• Exercise brief:
Work out how many lines below contain the word "false". Only the number is wanted.

• Data for this exercise:
'''
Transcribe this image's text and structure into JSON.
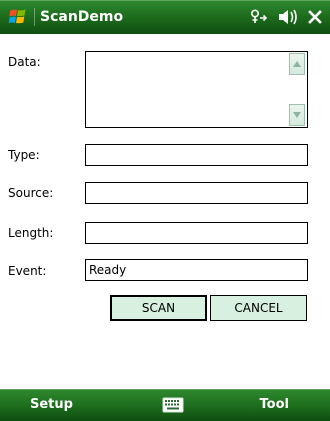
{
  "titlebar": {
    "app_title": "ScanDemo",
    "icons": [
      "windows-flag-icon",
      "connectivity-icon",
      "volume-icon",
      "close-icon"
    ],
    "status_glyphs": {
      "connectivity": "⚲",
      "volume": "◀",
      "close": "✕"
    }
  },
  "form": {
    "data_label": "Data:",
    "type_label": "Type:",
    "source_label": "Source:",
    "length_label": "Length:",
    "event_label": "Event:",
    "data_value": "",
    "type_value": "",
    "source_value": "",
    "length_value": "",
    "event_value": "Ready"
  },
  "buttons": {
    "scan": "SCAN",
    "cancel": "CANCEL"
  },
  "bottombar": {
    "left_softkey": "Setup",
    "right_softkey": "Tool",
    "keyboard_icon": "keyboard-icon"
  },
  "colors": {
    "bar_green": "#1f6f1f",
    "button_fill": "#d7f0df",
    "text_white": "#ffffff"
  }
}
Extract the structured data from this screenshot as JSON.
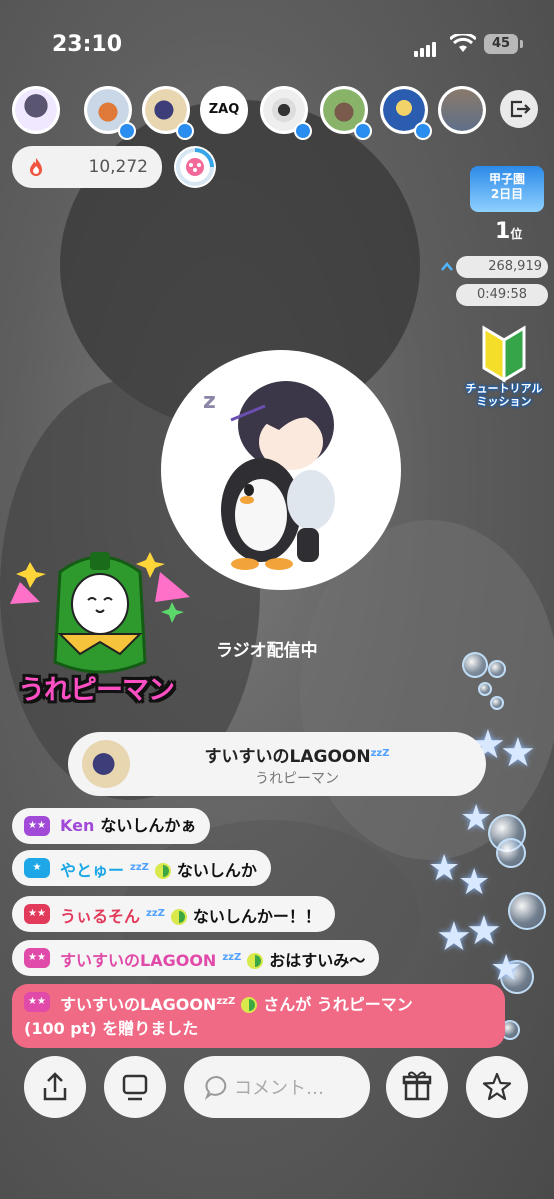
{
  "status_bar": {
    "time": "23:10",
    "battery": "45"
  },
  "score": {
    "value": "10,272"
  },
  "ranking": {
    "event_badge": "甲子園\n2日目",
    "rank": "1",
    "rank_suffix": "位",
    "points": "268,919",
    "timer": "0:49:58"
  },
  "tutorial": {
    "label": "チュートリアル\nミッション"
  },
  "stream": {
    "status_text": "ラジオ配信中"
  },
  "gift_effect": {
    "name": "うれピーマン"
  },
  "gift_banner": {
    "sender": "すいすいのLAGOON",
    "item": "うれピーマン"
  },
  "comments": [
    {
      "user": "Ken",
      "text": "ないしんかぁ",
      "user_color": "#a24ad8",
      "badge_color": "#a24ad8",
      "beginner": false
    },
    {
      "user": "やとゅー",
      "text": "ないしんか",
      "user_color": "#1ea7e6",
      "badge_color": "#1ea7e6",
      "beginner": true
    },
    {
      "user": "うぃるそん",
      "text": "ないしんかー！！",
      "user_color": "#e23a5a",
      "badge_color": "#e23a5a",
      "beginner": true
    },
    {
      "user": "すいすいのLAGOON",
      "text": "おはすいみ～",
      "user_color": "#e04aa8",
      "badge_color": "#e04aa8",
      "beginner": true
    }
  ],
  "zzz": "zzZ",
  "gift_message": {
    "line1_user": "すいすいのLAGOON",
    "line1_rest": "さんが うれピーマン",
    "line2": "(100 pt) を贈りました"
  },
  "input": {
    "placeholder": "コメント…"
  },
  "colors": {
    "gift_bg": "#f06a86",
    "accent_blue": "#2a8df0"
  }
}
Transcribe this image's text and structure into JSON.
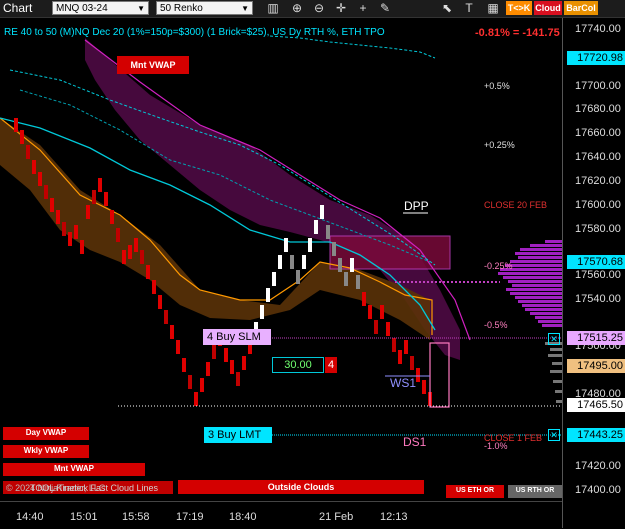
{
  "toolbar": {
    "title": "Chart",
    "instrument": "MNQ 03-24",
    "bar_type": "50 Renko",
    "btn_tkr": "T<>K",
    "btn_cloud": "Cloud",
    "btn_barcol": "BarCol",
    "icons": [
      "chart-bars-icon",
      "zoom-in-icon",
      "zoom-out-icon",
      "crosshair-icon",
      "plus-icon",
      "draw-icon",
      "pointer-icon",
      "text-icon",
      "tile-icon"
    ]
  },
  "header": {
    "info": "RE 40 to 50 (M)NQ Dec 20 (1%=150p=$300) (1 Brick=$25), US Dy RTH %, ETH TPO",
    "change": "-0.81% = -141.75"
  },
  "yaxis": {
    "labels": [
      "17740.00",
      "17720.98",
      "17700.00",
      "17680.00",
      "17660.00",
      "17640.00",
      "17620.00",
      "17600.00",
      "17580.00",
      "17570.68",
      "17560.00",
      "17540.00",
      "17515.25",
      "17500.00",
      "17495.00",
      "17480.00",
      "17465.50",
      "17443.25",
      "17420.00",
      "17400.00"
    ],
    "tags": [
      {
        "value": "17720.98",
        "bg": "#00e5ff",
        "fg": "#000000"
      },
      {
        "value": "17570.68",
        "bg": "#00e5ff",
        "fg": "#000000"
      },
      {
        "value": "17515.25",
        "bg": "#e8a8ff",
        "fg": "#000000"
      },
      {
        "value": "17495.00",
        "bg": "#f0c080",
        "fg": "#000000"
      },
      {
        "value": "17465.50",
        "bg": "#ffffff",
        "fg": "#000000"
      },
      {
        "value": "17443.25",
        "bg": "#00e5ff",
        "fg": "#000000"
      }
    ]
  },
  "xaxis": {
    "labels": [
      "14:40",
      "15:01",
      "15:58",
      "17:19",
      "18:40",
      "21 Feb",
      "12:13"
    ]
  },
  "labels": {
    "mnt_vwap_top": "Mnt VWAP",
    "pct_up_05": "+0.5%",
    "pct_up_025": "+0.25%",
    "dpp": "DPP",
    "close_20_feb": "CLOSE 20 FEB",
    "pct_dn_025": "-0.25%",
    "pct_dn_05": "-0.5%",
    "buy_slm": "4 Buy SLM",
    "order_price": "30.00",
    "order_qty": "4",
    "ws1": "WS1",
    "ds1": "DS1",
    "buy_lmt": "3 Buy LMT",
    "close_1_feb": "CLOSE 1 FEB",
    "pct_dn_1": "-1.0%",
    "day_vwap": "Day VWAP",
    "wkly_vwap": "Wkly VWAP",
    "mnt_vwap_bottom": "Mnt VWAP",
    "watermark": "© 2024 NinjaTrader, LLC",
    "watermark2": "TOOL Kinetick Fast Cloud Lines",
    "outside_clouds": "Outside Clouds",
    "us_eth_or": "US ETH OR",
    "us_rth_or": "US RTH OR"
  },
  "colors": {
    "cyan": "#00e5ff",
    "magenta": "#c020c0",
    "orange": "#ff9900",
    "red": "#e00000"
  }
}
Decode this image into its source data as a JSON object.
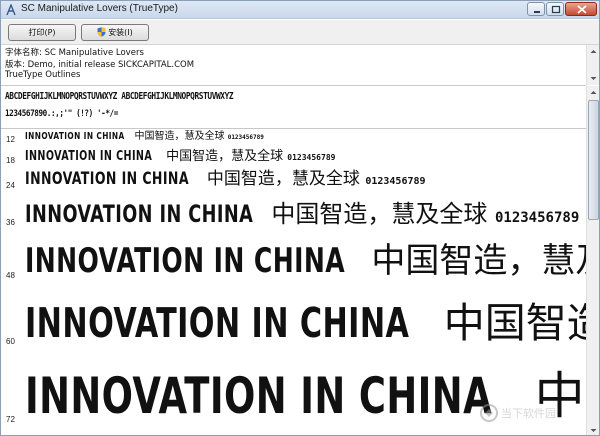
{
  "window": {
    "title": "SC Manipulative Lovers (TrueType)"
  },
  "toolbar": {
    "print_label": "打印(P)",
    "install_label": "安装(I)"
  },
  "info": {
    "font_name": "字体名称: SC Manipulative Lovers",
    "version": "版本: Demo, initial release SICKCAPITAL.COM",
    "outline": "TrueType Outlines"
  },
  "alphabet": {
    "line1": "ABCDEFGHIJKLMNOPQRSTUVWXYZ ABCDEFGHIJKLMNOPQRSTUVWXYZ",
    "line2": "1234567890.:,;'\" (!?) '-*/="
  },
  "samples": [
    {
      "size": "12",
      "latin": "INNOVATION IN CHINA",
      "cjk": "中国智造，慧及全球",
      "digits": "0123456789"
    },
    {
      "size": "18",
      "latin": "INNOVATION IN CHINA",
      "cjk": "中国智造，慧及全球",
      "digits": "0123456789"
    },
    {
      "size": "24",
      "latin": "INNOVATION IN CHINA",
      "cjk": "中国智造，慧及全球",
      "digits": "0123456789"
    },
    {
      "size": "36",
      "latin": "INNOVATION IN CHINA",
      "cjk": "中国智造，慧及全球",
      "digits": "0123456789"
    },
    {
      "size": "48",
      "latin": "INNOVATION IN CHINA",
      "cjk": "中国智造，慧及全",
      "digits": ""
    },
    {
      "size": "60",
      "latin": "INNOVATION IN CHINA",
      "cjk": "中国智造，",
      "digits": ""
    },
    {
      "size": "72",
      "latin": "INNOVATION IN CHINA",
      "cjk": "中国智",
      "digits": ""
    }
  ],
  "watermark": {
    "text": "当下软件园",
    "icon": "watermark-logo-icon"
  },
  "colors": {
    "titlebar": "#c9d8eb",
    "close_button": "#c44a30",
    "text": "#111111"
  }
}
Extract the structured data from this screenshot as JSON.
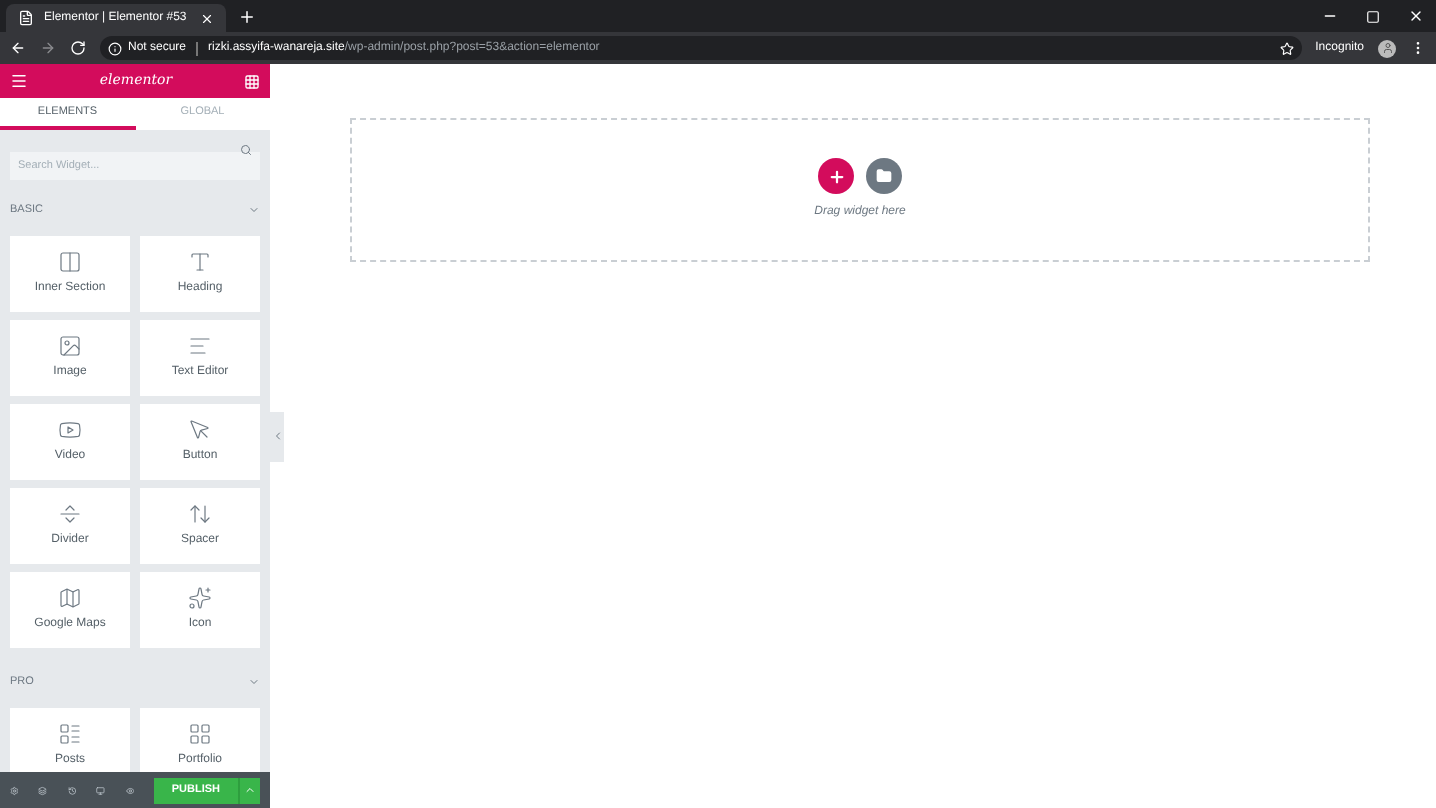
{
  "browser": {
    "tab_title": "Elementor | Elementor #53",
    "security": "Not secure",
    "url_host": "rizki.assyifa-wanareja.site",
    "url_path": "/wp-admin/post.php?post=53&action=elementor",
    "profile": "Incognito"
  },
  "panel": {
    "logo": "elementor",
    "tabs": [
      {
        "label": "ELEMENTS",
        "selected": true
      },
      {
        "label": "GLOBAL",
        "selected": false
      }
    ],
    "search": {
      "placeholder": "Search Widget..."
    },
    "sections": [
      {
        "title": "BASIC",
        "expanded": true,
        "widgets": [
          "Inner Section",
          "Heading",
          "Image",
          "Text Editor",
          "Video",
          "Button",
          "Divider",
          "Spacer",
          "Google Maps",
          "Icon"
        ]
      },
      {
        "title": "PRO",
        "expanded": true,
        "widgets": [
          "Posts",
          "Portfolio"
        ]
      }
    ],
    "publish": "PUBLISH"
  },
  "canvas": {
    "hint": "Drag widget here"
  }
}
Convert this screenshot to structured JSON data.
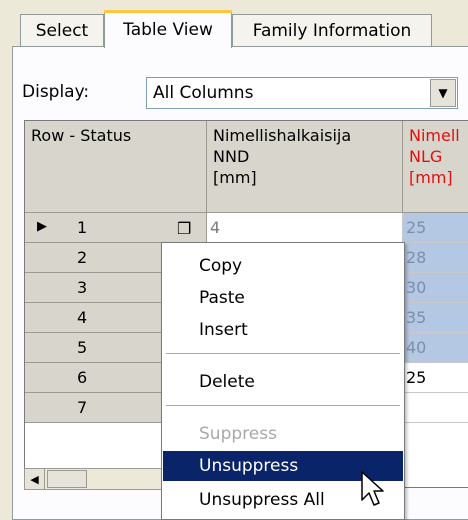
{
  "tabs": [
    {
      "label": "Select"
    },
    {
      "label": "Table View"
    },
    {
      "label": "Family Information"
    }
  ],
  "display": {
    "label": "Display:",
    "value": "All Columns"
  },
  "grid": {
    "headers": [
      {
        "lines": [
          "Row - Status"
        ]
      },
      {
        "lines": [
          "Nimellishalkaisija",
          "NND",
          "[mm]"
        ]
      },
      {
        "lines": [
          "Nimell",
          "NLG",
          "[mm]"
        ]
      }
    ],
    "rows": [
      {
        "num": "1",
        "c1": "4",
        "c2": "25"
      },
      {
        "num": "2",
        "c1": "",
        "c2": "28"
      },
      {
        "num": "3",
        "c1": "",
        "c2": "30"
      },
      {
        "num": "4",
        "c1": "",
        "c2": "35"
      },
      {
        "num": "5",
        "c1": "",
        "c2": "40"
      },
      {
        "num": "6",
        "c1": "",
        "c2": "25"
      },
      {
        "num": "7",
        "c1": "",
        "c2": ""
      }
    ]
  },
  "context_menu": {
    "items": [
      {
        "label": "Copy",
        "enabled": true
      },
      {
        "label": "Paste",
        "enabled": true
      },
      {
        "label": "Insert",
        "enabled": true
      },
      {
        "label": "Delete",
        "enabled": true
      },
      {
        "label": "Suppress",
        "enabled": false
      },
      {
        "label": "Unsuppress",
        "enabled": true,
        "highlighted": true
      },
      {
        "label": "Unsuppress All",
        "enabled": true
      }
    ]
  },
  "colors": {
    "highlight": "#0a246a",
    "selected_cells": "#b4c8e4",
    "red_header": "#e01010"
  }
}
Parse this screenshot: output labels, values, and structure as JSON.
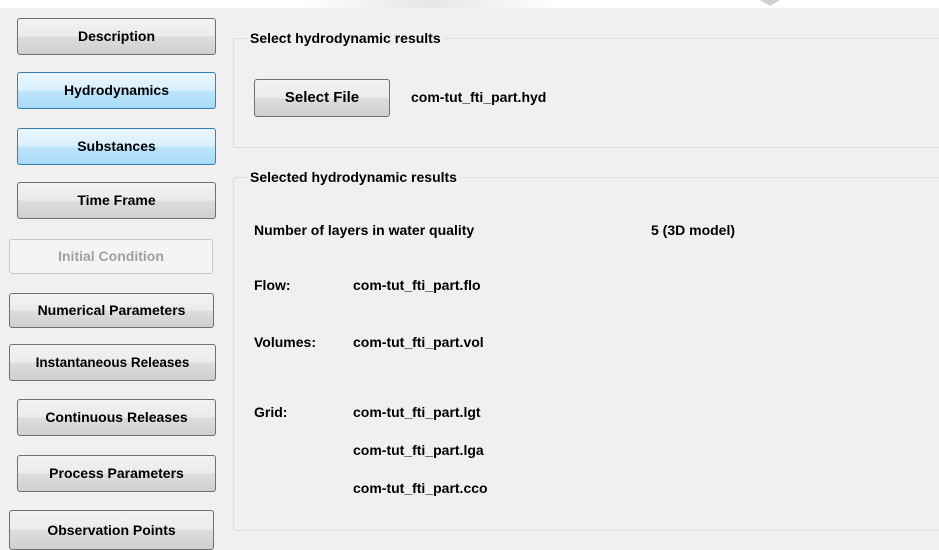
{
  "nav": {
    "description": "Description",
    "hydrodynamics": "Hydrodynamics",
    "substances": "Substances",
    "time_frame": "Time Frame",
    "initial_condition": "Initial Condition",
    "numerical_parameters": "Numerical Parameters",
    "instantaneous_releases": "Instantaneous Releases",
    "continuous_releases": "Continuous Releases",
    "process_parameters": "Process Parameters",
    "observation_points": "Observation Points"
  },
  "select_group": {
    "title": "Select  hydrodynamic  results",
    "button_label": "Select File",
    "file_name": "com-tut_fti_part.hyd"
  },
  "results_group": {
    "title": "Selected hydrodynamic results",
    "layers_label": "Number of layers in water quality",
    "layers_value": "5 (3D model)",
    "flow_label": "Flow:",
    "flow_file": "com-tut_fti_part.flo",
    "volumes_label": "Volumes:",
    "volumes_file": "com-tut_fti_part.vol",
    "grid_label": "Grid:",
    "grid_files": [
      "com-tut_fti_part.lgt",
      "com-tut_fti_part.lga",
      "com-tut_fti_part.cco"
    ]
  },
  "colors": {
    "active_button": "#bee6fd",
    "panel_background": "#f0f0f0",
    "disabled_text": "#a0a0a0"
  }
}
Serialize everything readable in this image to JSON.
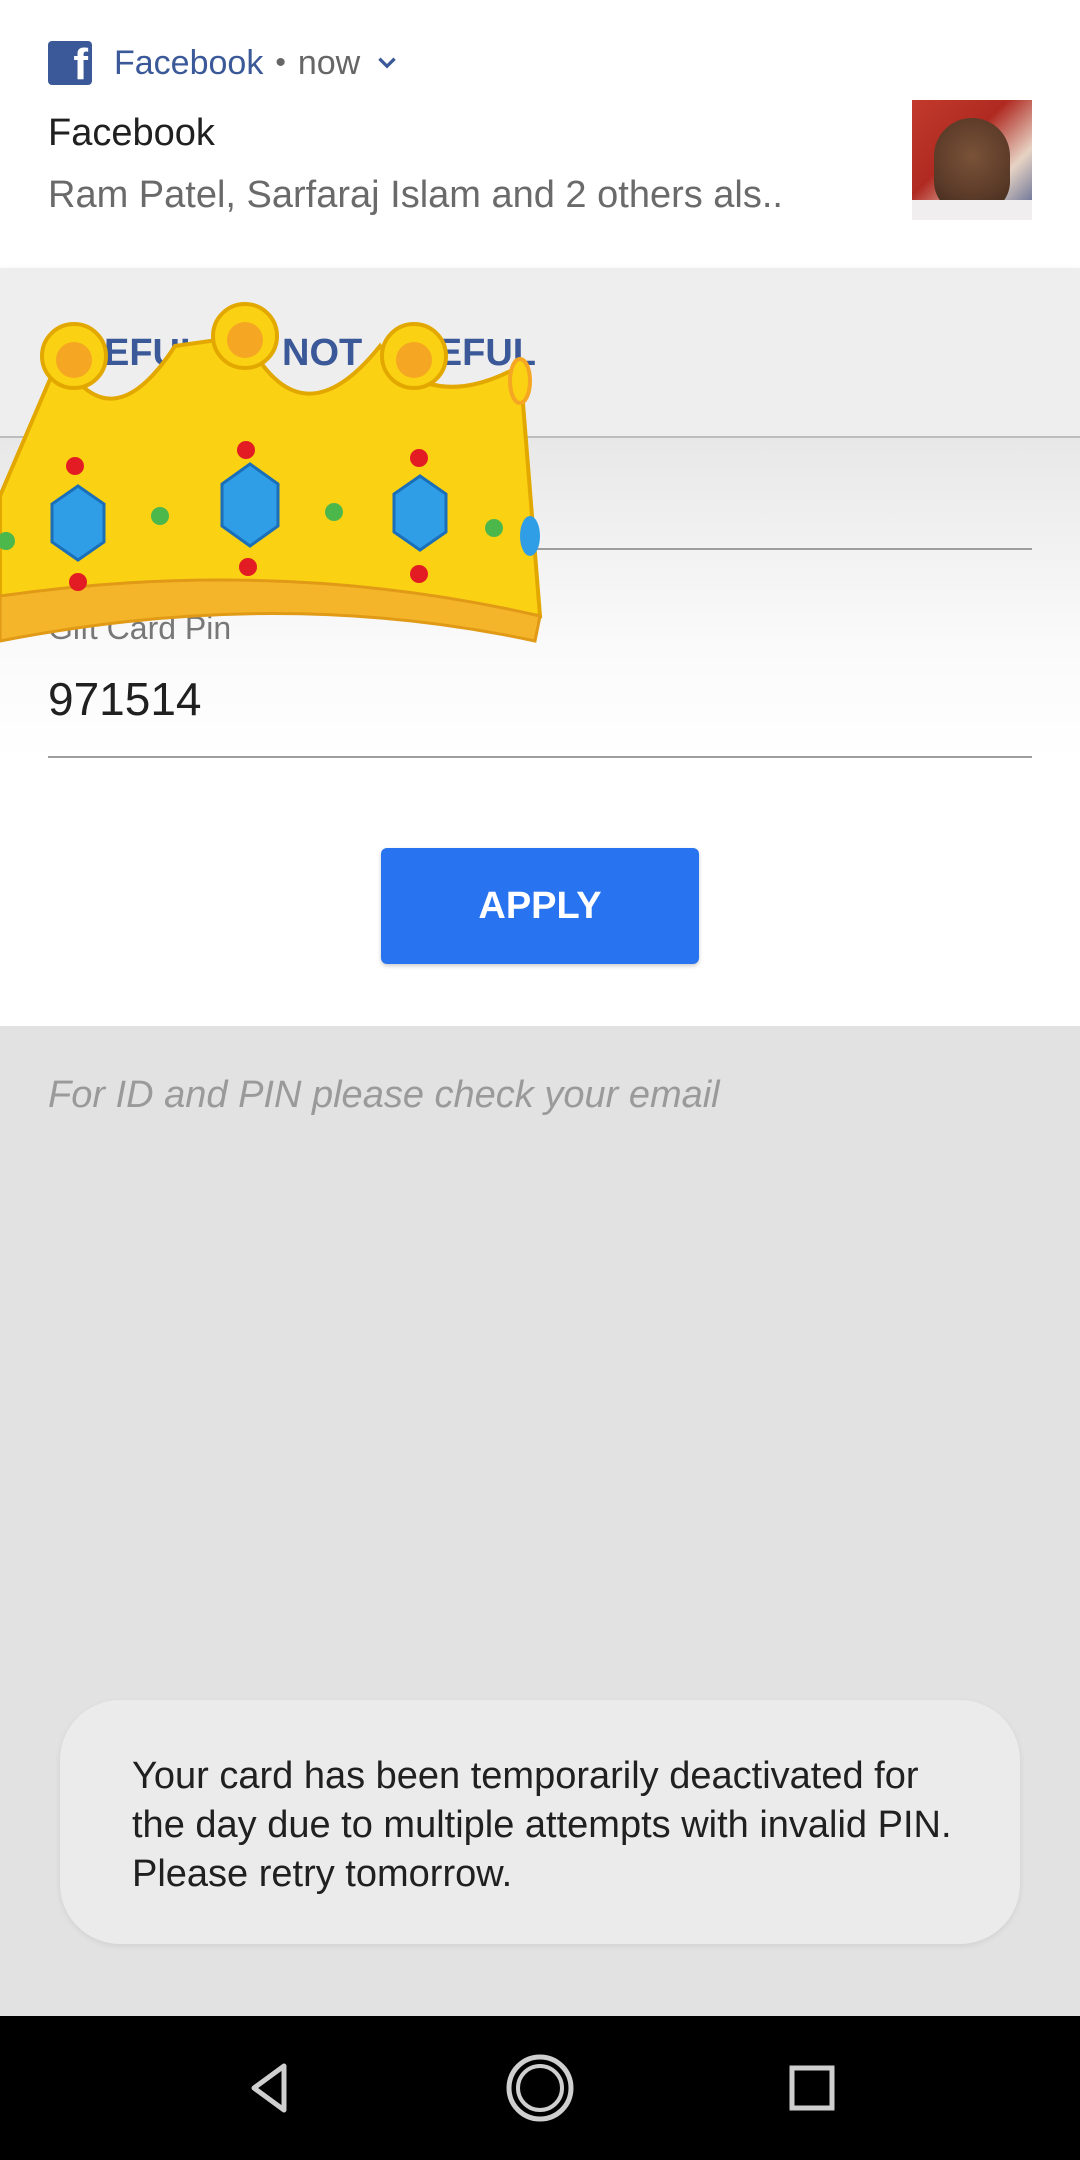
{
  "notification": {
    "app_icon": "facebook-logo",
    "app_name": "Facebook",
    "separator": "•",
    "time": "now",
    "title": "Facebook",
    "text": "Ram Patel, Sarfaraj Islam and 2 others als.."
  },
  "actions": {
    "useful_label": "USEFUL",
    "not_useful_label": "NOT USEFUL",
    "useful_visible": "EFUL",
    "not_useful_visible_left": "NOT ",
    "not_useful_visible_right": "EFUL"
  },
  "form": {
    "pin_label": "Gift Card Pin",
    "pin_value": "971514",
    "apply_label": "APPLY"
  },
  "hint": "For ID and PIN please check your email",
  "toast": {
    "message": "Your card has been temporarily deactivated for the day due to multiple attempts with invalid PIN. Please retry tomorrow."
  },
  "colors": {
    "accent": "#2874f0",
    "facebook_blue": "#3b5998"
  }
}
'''
• Exercise output:
3